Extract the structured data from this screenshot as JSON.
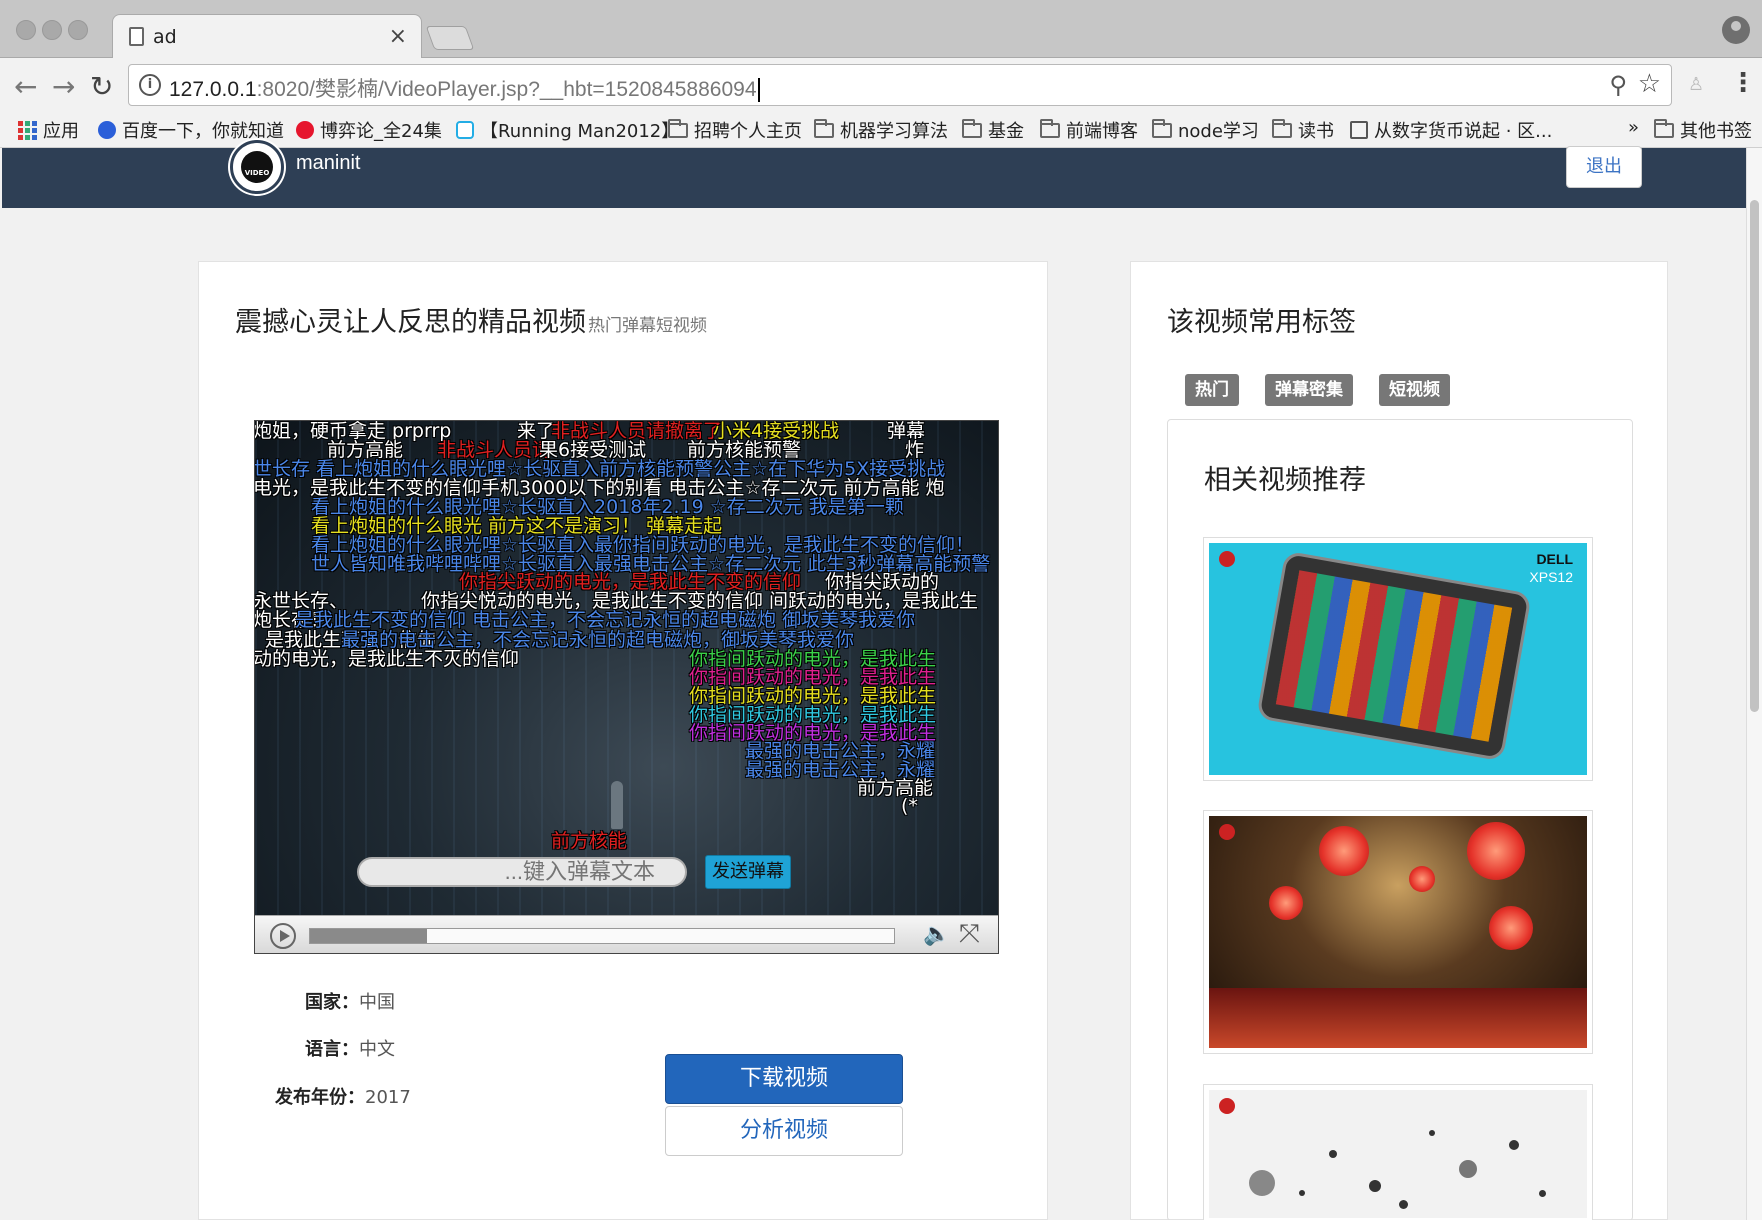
{
  "browser": {
    "tab_title": "ad",
    "tab_close": "×",
    "url_host": "127.0.0.1",
    "url_rest": ":8020/樊影楠/VideoPlayer.jsp?__hbt=1520845886094",
    "bookmarks": [
      {
        "label": "应用",
        "icon": "apps-grid-icon"
      },
      {
        "label": "百度一下，你就知道",
        "icon": "baidu-paw-icon"
      },
      {
        "label": "博弈论_全24集",
        "icon": "weibo-icon"
      },
      {
        "label": "【Running Man2012】",
        "icon": "bilibili-tv-icon"
      },
      {
        "label": "招聘个人主页",
        "icon": "folder-icon"
      },
      {
        "label": "机器学习算法",
        "icon": "folder-icon"
      },
      {
        "label": "基金",
        "icon": "folder-icon"
      },
      {
        "label": "前端博客",
        "icon": "folder-icon"
      },
      {
        "label": "node学习",
        "icon": "folder-icon"
      },
      {
        "label": "读书",
        "icon": "folder-icon"
      },
      {
        "label": "从数字货币说起 · 区...",
        "icon": "book-icon"
      }
    ],
    "bookmarks_overflow": "»",
    "other_bookmarks": "其他书签"
  },
  "site": {
    "logo_text": "VIDEO",
    "username": "maninit",
    "logout_label": "退出"
  },
  "video": {
    "title": "震撼心灵让人反思的精品视频",
    "subtitle": "热门弹幕短视频",
    "progress_percent": 20,
    "danmaku_placeholder": "...键入弹幕文本",
    "send_label": "发送弹幕",
    "danmaku": [
      {
        "text": "炮姐，硬币拿走 prprrp",
        "color": "#ffffff"
      },
      {
        "text": "来了",
        "color": "#ffffff"
      },
      {
        "text": "非战斗人员请撤离了",
        "color": "#e02020"
      },
      {
        "text": "小米4接受挑战",
        "color": "#e6e020"
      },
      {
        "text": "弹幕",
        "color": "#ffffff"
      },
      {
        "text": "前方高能",
        "color": "#ffffff"
      },
      {
        "text": "非战斗人员请",
        "color": "#e02020"
      },
      {
        "text": "果6接受测试",
        "color": "#ffffff"
      },
      {
        "text": "前方核能预警",
        "color": "#ffffff"
      },
      {
        "text": "炸",
        "color": "#ffffff"
      },
      {
        "text": "世长存  看上炮姐的什么眼光哩☆长驱直入前方核能预警公主☆在下华为5X接受挑战",
        "color": "#4a86e8"
      },
      {
        "text": "电光，是我此生不变的信仰手机3000以下的别看  电击公主☆存二次元  前方高能  炮",
        "color": "#ffffff"
      },
      {
        "text": "看上炮姐的什么眼光哩☆长驱直入2018年2.19  ☆存二次元 我是第一颗",
        "color": "#4a86e8"
      },
      {
        "text": "看上炮姐的什么眼光  前方这不是演习！  弹幕走起",
        "color": "#e6e020"
      },
      {
        "text": "看上炮姐的什么眼光哩☆长驱直入最你指间跃动的电光，是我此生不变的信仰！",
        "color": "#4a86e8"
      },
      {
        "text": "世人皆知唯我哔哩哔哩☆长驱直入最强电击公主☆存二次元  此生3秒弹幕高能预警",
        "color": "#4a86e8"
      },
      {
        "text": "你指尖跃动的电光，是我此生不变的信仰",
        "color": "#e02020"
      },
      {
        "text": "你指尖跃动的",
        "color": "#ffffff"
      },
      {
        "text": "永世长存、",
        "color": "#ffffff"
      },
      {
        "text": "你指尖悦动的电光，是我此生不变的信仰  间跃动的电光，是我此生",
        "color": "#ffffff"
      },
      {
        "text": "炮长存！",
        "color": "#ffffff"
      },
      {
        "text": "是我此生不变的信仰  电击公主，不会忘记永恒的超电磁炮  御坂美琴我爱你",
        "color": "#4a86e8"
      },
      {
        "text": "是我此生不变的信仰",
        "color": "#ffffff"
      },
      {
        "text": "最强的电击公主，不会忘记永恒的超电磁炮，御坂美琴我爱你",
        "color": "#4a86e8"
      },
      {
        "text": "动的电光，是我此生不灭的信仰",
        "color": "#ffffff"
      },
      {
        "text": "你指间跃动的电光，是我此生",
        "color": "#3bd14a"
      },
      {
        "text": "你指间跃动的电光，是我此生",
        "color": "#e02090"
      },
      {
        "text": "你指间跃动的电光，是我此生",
        "color": "#e6e020"
      },
      {
        "text": "你指间跃动的电光，是我此生",
        "color": "#30c8e0"
      },
      {
        "text": "你指间跃动的电光，是我此生",
        "color": "#c030e0"
      },
      {
        "text": "最强的电击公主，永耀",
        "color": "#4a86e8"
      },
      {
        "text": "最强的电击公主，永耀",
        "color": "#4a86e8"
      },
      {
        "text": "前方高能",
        "color": "#ffffff"
      },
      {
        "text": "(*",
        "color": "#ffffff"
      },
      {
        "text": "前方核能",
        "color": "#e02020"
      }
    ]
  },
  "meta": {
    "country_label": "国家：",
    "country_value": "中国",
    "language_label": "语言：",
    "language_value": "中文",
    "year_label": "发布年份：",
    "year_value": "2017"
  },
  "actions": {
    "download_label": "下载视频",
    "analyze_label": "分析视频"
  },
  "sidebar": {
    "tags_title": "该视频常用标签",
    "tags": [
      "热门",
      "弹幕密集",
      "短视频"
    ],
    "recommend_title": "相关视频推荐",
    "thumbs": [
      {
        "brand": "DELL",
        "model": "XPS12"
      },
      {
        "brand": "",
        "model": ""
      },
      {
        "brand": "",
        "model": ""
      }
    ]
  }
}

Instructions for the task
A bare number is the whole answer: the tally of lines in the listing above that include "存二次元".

Output
3